====== Input data

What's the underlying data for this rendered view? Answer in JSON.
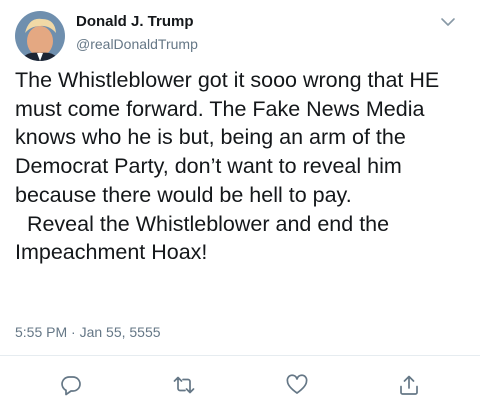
{
  "tweet": {
    "author_name": "Donald J. Trump",
    "author_handle": "@realDonaldTrump",
    "text": "The Whistleblower got it sooo wrong that HE must come forward. The Fake News Media knows who he is but, being an arm of the Democrat Party, don’t want to reveal him because there would be hell to pay.\n  Reveal the Whistleblower and end the Impeachment Hoax!",
    "timestamp": "5:55 PM · Jan 55, 5555"
  },
  "icons": {
    "menu": "chevron-down-icon",
    "reply": "reply-icon",
    "retweet": "retweet-icon",
    "like": "heart-icon",
    "share": "share-icon"
  },
  "colors": {
    "text": "#14171a",
    "secondary": "#657786",
    "icon": "#657786",
    "divider": "#e6ecf0"
  }
}
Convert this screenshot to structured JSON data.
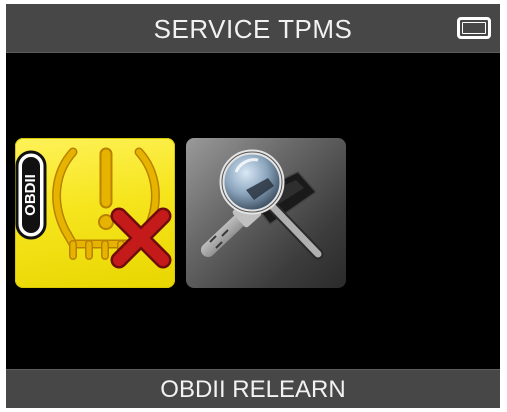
{
  "header": {
    "title": "SERVICE TPMS",
    "battery_icon": "battery-icon"
  },
  "menu": {
    "tiles": [
      {
        "id": "obdii-relearn",
        "icon": "obdii-tpms-warning-icon",
        "badge_text": "OBDII",
        "selected": true,
        "color": "#f4e41c"
      },
      {
        "id": "sensor-inspection",
        "icon": "tpms-sensor-magnifier-icon",
        "selected": false,
        "color": "#6a6a6a"
      }
    ]
  },
  "footer": {
    "label": "OBDII RELEARN"
  },
  "colors": {
    "screen_bg": "#000000",
    "bar_bg": "#474747",
    "text": "#f2f2f2",
    "tpms_amber": "#e2a800",
    "error_red": "#c41a1a"
  }
}
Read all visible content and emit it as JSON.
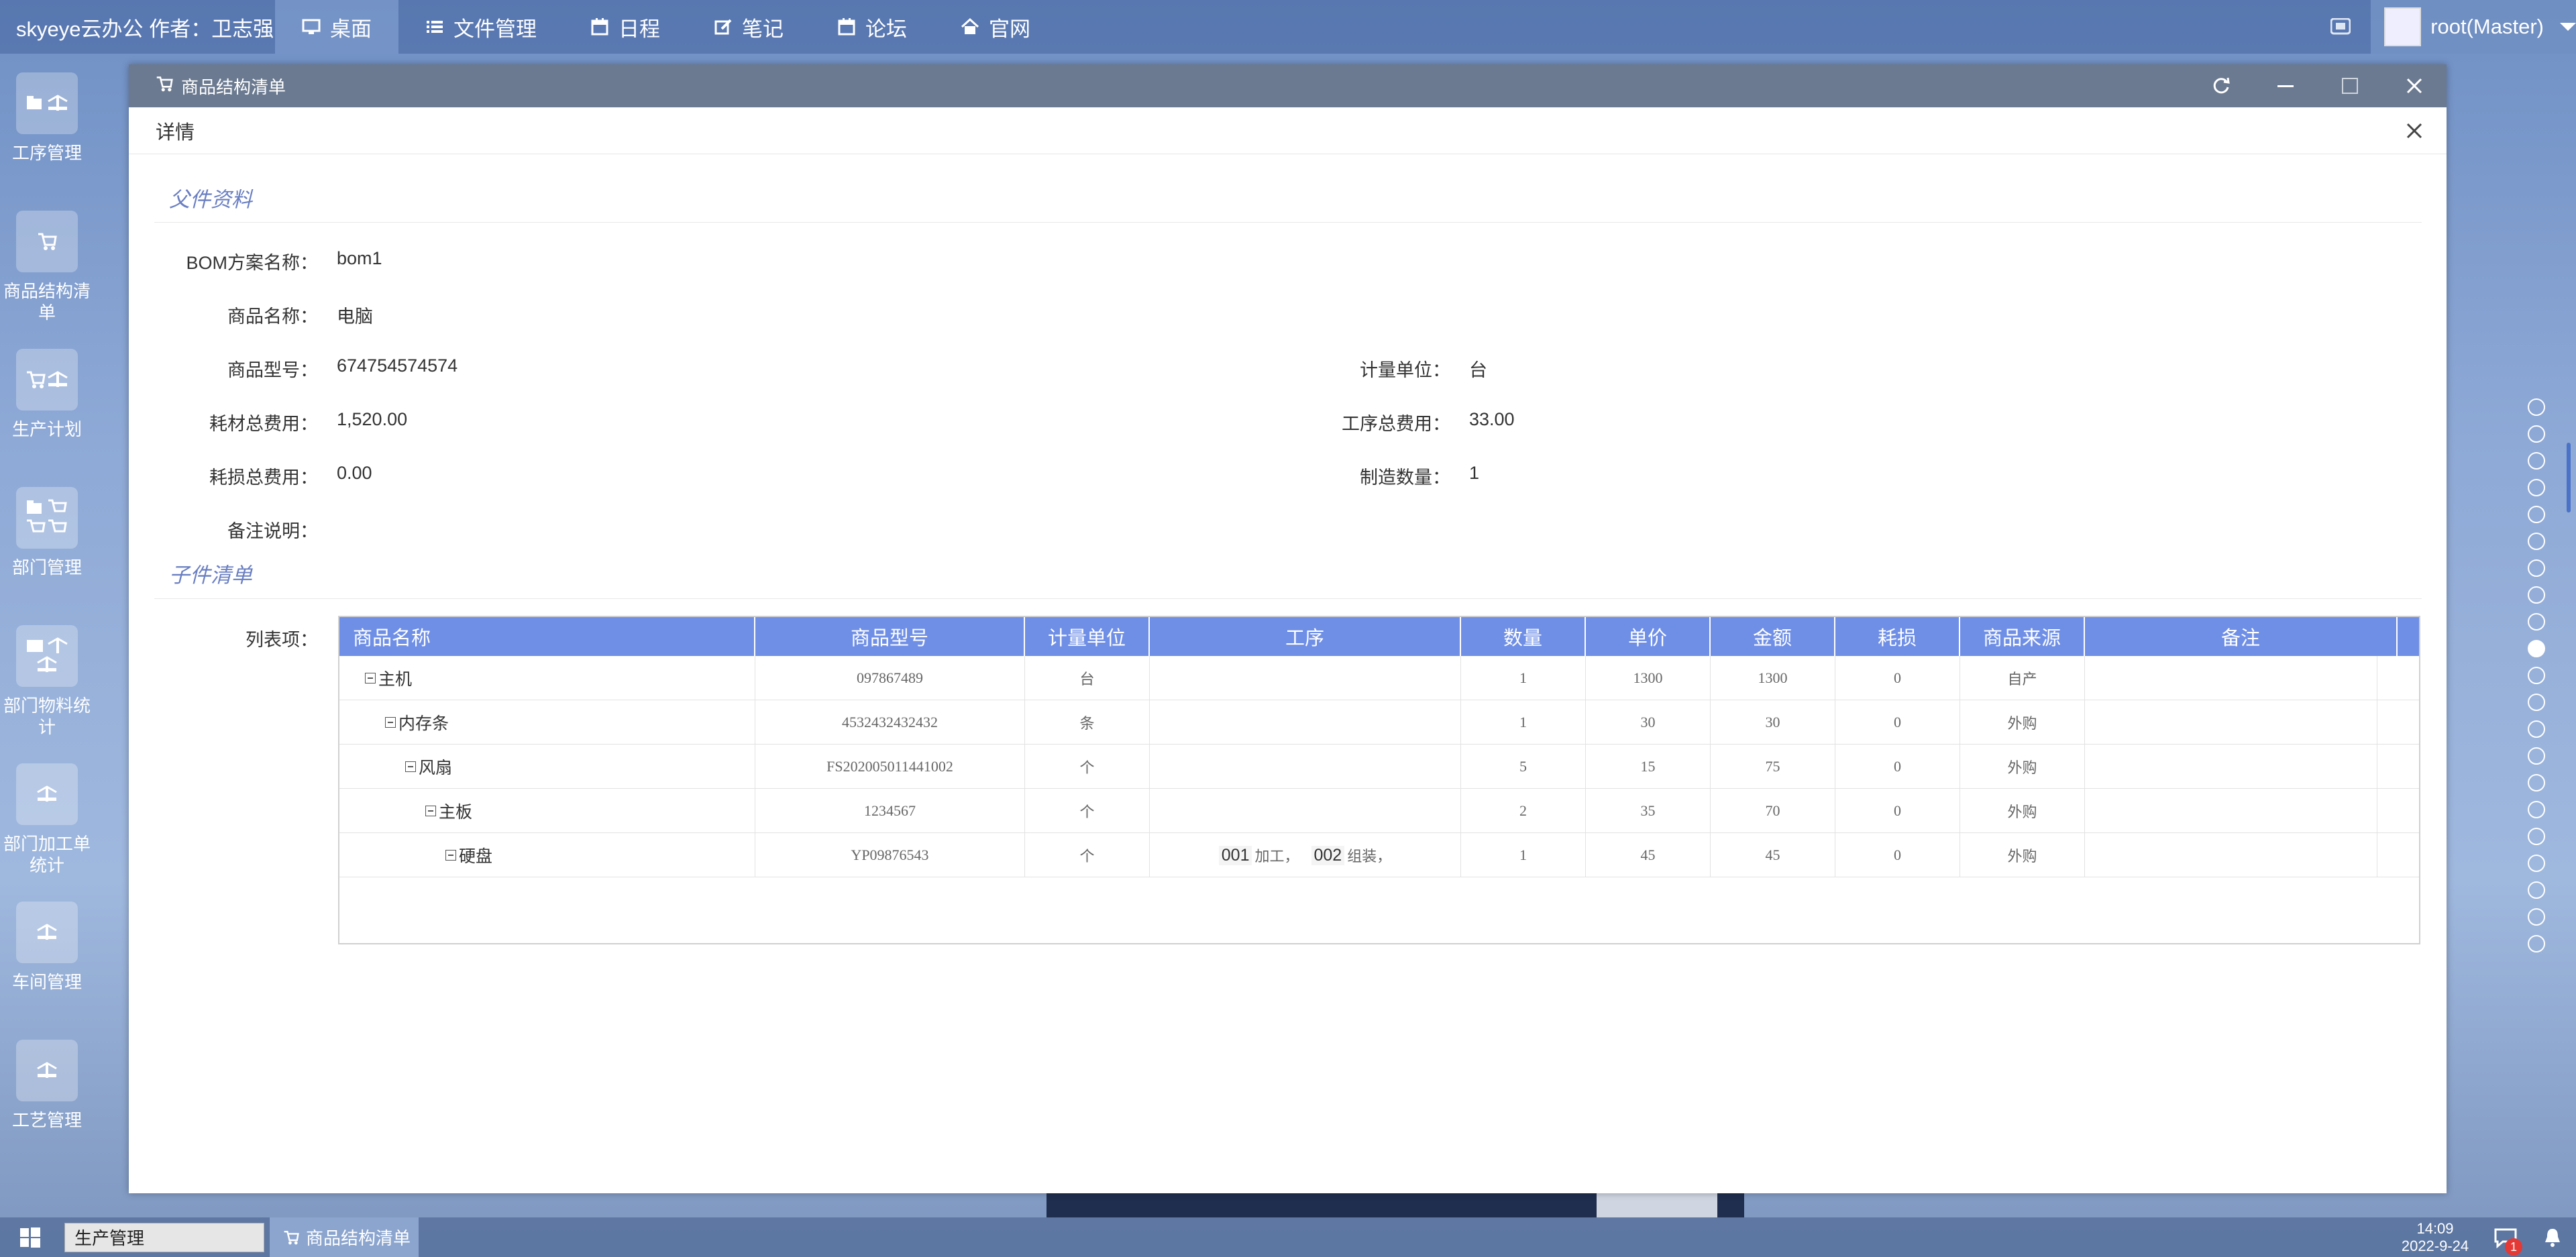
{
  "topbar": {
    "brand": "skyeye云办公 作者：卫志强",
    "nav": [
      {
        "label": "桌面",
        "icon": "monitor-icon",
        "active": true
      },
      {
        "label": "文件管理",
        "icon": "list-icon"
      },
      {
        "label": "日程",
        "icon": "calendar-icon"
      },
      {
        "label": "笔记",
        "icon": "edit-icon"
      },
      {
        "label": "论坛",
        "icon": "calendar-icon"
      },
      {
        "label": "官网",
        "icon": "home-icon"
      }
    ],
    "user": "root(Master)"
  },
  "desktop_icons": [
    {
      "label": "工序管理"
    },
    {
      "label": "商品结构清单"
    },
    {
      "label": "生产计划"
    },
    {
      "label": "部门管理"
    },
    {
      "label": "部门物料统计"
    },
    {
      "label": "部门加工单统计"
    },
    {
      "label": "车间管理"
    },
    {
      "label": "工艺管理"
    }
  ],
  "window": {
    "title": "商品结构清单",
    "detail_title": "详情",
    "parent_section": "父件资料",
    "child_section": "子件清单",
    "fields": {
      "bom_name_label": "BOM方案名称：",
      "bom_name": "bom1",
      "product_name_label": "商品名称：",
      "product_name": "电脑",
      "model_label": "商品型号：",
      "model": "674754574574",
      "unit_label": "计量单位：",
      "unit": "台",
      "material_cost_label": "耗材总费用：",
      "material_cost": "1,520.00",
      "process_cost_label": "工序总费用：",
      "process_cost": "33.00",
      "loss_cost_label": "耗损总费用：",
      "loss_cost": "0.00",
      "make_qty_label": "制造数量：",
      "make_qty": "1",
      "remark_label": "备注说明：",
      "list_label": "列表项："
    },
    "table": {
      "headers": [
        "商品名称",
        "商品型号",
        "计量单位",
        "工序",
        "数量",
        "单价",
        "金额",
        "耗损",
        "商品来源",
        "备注"
      ],
      "rows": [
        {
          "name": "主机",
          "depth": 0,
          "model": "097867489",
          "unit": "台",
          "process": "",
          "qty": "1",
          "price": "1300",
          "amount": "1300",
          "loss": "0",
          "source": "自产",
          "remark": ""
        },
        {
          "name": "内存条",
          "depth": 1,
          "model": "4532432432432",
          "unit": "条",
          "process": "",
          "qty": "1",
          "price": "30",
          "amount": "30",
          "loss": "0",
          "source": "外购",
          "remark": ""
        },
        {
          "name": "风扇",
          "depth": 2,
          "model": "FS202005011441002",
          "unit": "个",
          "process": "",
          "qty": "5",
          "price": "15",
          "amount": "75",
          "loss": "0",
          "source": "外购",
          "remark": ""
        },
        {
          "name": "主板",
          "depth": 3,
          "model": "1234567",
          "unit": "个",
          "process": "",
          "qty": "2",
          "price": "35",
          "amount": "70",
          "loss": "0",
          "source": "外购",
          "remark": ""
        },
        {
          "name": "硬盘",
          "depth": 4,
          "model": "YP09876543",
          "unit": "个",
          "process": "",
          "proc1_code": "001",
          "proc1_name": "加工，",
          "proc2_code": "002",
          "proc2_name": "组装，",
          "qty": "1",
          "price": "45",
          "amount": "45",
          "loss": "0",
          "source": "外购",
          "remark": ""
        }
      ]
    }
  },
  "pager": {
    "dot_count": 21,
    "active_index": 9
  },
  "taskbar": {
    "search_text": "生产管理",
    "task_label": "商品结构清单",
    "time": "14:09",
    "date": "2022-9-24",
    "notification_count": "1"
  },
  "colors": {
    "table_header": "#6f8fe6",
    "section_title": "#6a7fc2",
    "window_title": "#6b7a90"
  }
}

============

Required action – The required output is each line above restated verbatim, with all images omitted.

Response box –
What's the underlying data for this rendered view? Answer in JSON.
{
  "tweet": {
    "author_name": "Donald J. Trump",
    "author_handle": "@realDonaldTrump",
    "text": "The Whistleblower got it sooo wrong that HE must come forward. The Fake News Media knows who he is but, being an arm of the Democrat Party, don’t want to reveal him because there would be hell to pay.\n  Reveal the Whistleblower and end the Impeachment Hoax!",
    "timestamp": "5:55 PM · Jan 55, 5555"
  },
  "icons": {
    "menu": "chevron-down-icon",
    "reply": "reply-icon",
    "retweet": "retweet-icon",
    "like": "heart-icon",
    "share": "share-icon"
  },
  "colors": {
    "text": "#14171a",
    "secondary": "#657786",
    "icon": "#657786",
    "divider": "#e6ecf0"
  }
}
Convert this screenshot to structured JSON data.
{
  "header": {
    "title": "SERVICE TPMS",
    "battery_icon": "battery-icon"
  },
  "menu": {
    "tiles": [
      {
        "id": "obdii-relearn",
        "icon": "obdii-tpms-warning-icon",
        "badge_text": "OBDII",
        "selected": true,
        "color": "#f4e41c"
      },
      {
        "id": "sensor-inspection",
        "icon": "tpms-sensor-magnifier-icon",
        "selected": false,
        "color": "#6a6a6a"
      }
    ]
  },
  "footer": {
    "label": "OBDII RELEARN"
  },
  "colors": {
    "screen_bg": "#000000",
    "bar_bg": "#474747",
    "text": "#f2f2f2",
    "tpms_amber": "#e2a800",
    "error_red": "#c41a1a"
  }
}
Read all visible content and emit it as JSON.
{
  "topbar": {
    "brand": "skyeye云办公 作者：卫志强",
    "nav": [
      {
        "label": "桌面",
        "icon": "monitor-icon",
        "active": true
      },
      {
        "label": "文件管理",
        "icon": "list-icon"
      },
      {
        "label": "日程",
        "icon": "calendar-icon"
      },
      {
        "label": "笔记",
        "icon": "edit-icon"
      },
      {
        "label": "论坛",
        "icon": "calendar-icon"
      },
      {
        "label": "官网",
        "icon": "home-icon"
      }
    ],
    "user": "root(Master)"
  },
  "desktop_icons": [
    {
      "label": "工序管理"
    },
    {
      "label": "商品结构清单"
    },
    {
      "label": "生产计划"
    },
    {
      "label": "部门管理"
    },
    {
      "label": "部门物料统计"
    },
    {
      "label": "部门加工单统计"
    },
    {
      "label": "车间管理"
    },
    {
      "label": "工艺管理"
    }
  ],
  "window": {
    "title": "商品结构清单",
    "detail_title": "详情",
    "parent_section": "父件资料",
    "child_section": "子件清单",
    "fields": {
      "bom_name_label": "BOM方案名称：",
      "bom_name": "bom1",
      "product_name_label": "商品名称：",
      "product_name": "电脑",
      "model_label": "商品型号：",
      "model": "674754574574",
      "unit_label": "计量单位：",
      "unit": "台",
      "material_cost_label": "耗材总费用：",
      "material_cost": "1,520.00",
      "process_cost_label": "工序总费用：",
      "process_cost": "33.00",
      "loss_cost_label": "耗损总费用：",
      "loss_cost": "0.00",
      "make_qty_label": "制造数量：",
      "make_qty": "1",
      "remark_label": "备注说明：",
      "list_label": "列表项："
    },
    "table": {
      "headers": [
        "商品名称",
        "商品型号",
        "计量单位",
        "工序",
        "数量",
        "单价",
        "金额",
        "耗损",
        "商品来源",
        "备注"
      ],
      "rows": [
        {
          "name": "主机",
          "depth": 0,
          "model": "097867489",
          "unit": "台",
          "process": "",
          "qty": "1",
          "price": "1300",
          "amount": "1300",
          "loss": "0",
          "source": "自产",
          "remark": ""
        },
        {
          "name": "内存条",
          "depth": 1,
          "model": "4532432432432",
          "unit": "条",
          "process": "",
          "qty": "1",
          "price": "30",
          "amount": "30",
          "loss": "0",
          "source": "外购",
          "remark": ""
        },
        {
          "name": "风扇",
          "depth": 2,
          "model": "FS202005011441002",
          "unit": "个",
          "process": "",
          "qty": "5",
          "price": "15",
          "amount": "75",
          "loss": "0",
          "source": "外购",
          "remark": ""
        },
        {
          "name": "主板",
          "depth": 3,
          "model": "1234567",
          "unit": "个",
          "process": "",
          "qty": "2",
          "price": "35",
          "amount": "70",
          "loss": "0",
          "source": "外购",
          "remark": ""
        },
        {
          "name": "硬盘",
          "depth": 4,
          "model": "YP09876543",
          "unit": "个",
          "process": "",
          "proc1_code": "001",
          "proc1_name": "加工，",
          "proc2_code": "002",
          "proc2_name": "组装，",
          "qty": "1",
          "price": "45",
          "amount": "45",
          "loss": "0",
          "source": "外购",
          "remark": ""
        }
      ]
    }
  },
  "pager": {
    "dot_count": 21,
    "active_index": 9
  },
  "taskbar": {
    "search_text": "生产管理",
    "task_label": "商品结构清单",
    "time": "14:09",
    "date": "2022-9-24",
    "notification_count": "1"
  },
  "colors": {
    "table_header": "#6f8fe6",
    "section_title": "#6a7fc2",
    "window_title": "#6b7a90"
  }
}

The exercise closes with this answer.